Born in the beginning of the past century, Henri Cartier-Bresson was definitely one of the most important photographers of the XX Century, and it’s considered to be the father of photojournalism.
His work has all the ingredients of good photography: emotion, sensibility and an eye for the perfect moment. Besides that, for being the first of a kind, there’s this pioneer feel to his work.
For me the camera is a sketch book, an instrument of intuition and spontaneity, the master of the instant which, in visual terms, questions and decides simultaneously. In order to “give a meaning” to the world, one has to feel involved in what one frames through the viewfinder. This attitude requires concentration, discipline of mind, sensitivity, and a sense of geometry. It is by economy of means that one arrives at simplicity of expression.
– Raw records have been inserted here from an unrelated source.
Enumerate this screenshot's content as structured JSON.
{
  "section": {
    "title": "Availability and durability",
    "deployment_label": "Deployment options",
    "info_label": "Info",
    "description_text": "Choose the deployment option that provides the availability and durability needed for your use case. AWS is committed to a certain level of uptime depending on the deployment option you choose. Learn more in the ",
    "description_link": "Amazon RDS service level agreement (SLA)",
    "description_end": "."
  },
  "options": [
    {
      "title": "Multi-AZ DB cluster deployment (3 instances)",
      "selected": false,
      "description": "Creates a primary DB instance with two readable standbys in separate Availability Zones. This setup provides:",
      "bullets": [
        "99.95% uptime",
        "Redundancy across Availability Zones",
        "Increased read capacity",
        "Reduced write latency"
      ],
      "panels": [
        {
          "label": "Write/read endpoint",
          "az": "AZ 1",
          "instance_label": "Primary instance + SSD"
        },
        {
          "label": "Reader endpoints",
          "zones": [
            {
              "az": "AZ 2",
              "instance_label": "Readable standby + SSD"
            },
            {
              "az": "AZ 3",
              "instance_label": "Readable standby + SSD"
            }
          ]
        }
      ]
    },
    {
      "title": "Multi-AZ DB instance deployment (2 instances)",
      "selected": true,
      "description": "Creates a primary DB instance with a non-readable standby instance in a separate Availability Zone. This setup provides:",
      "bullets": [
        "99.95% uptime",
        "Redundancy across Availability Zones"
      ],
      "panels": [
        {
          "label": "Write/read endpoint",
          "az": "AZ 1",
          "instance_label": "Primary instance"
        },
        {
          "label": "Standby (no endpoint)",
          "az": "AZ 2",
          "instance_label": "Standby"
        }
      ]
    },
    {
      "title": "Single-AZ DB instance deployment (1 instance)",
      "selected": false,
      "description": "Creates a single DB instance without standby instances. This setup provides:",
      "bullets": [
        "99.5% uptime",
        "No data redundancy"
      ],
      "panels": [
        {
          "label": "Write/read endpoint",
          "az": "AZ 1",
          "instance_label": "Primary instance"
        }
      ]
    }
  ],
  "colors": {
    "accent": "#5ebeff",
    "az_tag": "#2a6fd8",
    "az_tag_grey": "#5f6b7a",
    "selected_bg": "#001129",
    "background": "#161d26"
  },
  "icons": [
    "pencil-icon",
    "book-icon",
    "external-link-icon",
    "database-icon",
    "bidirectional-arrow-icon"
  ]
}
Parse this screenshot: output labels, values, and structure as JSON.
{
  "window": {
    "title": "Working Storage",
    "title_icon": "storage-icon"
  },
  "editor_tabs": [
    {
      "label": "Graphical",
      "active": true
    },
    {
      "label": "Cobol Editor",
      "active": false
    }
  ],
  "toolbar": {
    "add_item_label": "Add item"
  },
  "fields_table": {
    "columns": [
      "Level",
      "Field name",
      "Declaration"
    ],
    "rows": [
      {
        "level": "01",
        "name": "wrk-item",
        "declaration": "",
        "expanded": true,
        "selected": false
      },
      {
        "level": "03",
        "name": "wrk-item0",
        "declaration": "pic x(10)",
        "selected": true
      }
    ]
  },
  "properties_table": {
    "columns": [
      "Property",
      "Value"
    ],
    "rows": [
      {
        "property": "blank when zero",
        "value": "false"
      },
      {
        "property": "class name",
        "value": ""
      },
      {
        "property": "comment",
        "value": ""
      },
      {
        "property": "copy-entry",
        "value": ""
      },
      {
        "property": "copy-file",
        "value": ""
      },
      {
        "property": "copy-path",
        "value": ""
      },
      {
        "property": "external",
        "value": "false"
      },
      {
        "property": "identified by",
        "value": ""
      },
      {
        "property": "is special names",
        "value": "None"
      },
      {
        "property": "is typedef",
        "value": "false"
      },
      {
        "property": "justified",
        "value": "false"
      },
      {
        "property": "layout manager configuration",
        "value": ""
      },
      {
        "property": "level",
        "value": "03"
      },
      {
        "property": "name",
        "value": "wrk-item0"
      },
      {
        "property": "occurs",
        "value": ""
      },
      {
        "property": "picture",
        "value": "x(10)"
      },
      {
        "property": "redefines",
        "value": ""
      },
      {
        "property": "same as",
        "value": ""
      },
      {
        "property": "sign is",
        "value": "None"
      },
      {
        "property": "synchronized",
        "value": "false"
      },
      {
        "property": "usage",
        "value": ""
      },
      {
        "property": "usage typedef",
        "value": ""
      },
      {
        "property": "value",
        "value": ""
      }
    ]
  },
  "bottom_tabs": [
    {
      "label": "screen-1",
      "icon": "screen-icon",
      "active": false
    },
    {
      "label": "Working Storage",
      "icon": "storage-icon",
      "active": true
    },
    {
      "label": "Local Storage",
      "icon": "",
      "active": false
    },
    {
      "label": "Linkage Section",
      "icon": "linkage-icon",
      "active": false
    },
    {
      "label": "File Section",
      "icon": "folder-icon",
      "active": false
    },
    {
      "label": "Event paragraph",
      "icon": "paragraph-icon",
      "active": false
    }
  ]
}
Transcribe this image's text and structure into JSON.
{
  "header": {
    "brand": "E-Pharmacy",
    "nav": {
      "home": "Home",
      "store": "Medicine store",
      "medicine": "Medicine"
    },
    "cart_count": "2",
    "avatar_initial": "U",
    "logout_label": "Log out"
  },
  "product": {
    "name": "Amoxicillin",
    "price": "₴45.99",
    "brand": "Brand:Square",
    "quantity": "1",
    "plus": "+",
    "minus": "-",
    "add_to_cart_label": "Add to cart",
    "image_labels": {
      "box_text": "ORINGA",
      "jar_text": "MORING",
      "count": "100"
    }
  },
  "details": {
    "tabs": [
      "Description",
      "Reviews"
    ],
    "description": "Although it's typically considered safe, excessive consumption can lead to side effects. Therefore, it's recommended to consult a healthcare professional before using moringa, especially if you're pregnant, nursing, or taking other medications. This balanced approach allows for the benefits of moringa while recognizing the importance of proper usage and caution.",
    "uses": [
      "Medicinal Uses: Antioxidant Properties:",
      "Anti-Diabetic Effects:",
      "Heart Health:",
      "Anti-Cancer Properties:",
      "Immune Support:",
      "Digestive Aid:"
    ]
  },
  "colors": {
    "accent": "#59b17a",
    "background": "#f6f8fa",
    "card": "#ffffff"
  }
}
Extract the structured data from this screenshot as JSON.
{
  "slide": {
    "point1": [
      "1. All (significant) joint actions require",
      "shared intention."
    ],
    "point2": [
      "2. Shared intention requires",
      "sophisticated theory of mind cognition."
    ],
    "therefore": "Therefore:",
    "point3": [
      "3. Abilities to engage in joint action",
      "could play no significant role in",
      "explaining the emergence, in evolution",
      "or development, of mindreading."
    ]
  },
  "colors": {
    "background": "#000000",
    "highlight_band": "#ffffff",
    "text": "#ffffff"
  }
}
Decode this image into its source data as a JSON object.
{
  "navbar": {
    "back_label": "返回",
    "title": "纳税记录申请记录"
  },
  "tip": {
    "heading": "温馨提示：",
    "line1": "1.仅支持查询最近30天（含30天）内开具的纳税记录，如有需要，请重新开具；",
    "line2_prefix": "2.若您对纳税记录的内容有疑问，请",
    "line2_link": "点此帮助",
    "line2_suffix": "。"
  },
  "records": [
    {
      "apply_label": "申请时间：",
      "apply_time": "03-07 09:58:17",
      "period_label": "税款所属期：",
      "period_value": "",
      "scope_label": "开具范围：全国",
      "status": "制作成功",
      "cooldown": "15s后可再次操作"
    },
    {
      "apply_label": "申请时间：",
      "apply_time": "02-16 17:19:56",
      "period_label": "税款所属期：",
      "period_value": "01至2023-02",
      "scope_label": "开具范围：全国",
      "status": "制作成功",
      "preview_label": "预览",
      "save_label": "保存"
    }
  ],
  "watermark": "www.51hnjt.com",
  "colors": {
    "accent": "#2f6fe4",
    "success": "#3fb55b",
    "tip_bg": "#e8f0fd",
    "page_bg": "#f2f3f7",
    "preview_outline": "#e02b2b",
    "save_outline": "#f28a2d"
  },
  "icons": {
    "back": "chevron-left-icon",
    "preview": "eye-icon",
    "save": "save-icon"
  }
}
To take a photograph is to hold one’s breath when all faculties converge in a face of fleeing reality. It is at that moment that mastering an image becomes a great physical and intellectual joy.
To take a photograph means to recognize – simultaneously and within a fraction of a second– both the fact itself and the rigorous organisation of visually perceived forms that give it meaning.
It is putting one’s head, one’s eye, and one’s heart on the same axis. - Henri Cartier-Bresson
For more information about his work and life, visit the Fondation Henri Cartier-Bresson. I hope you enjoy these. Cheers!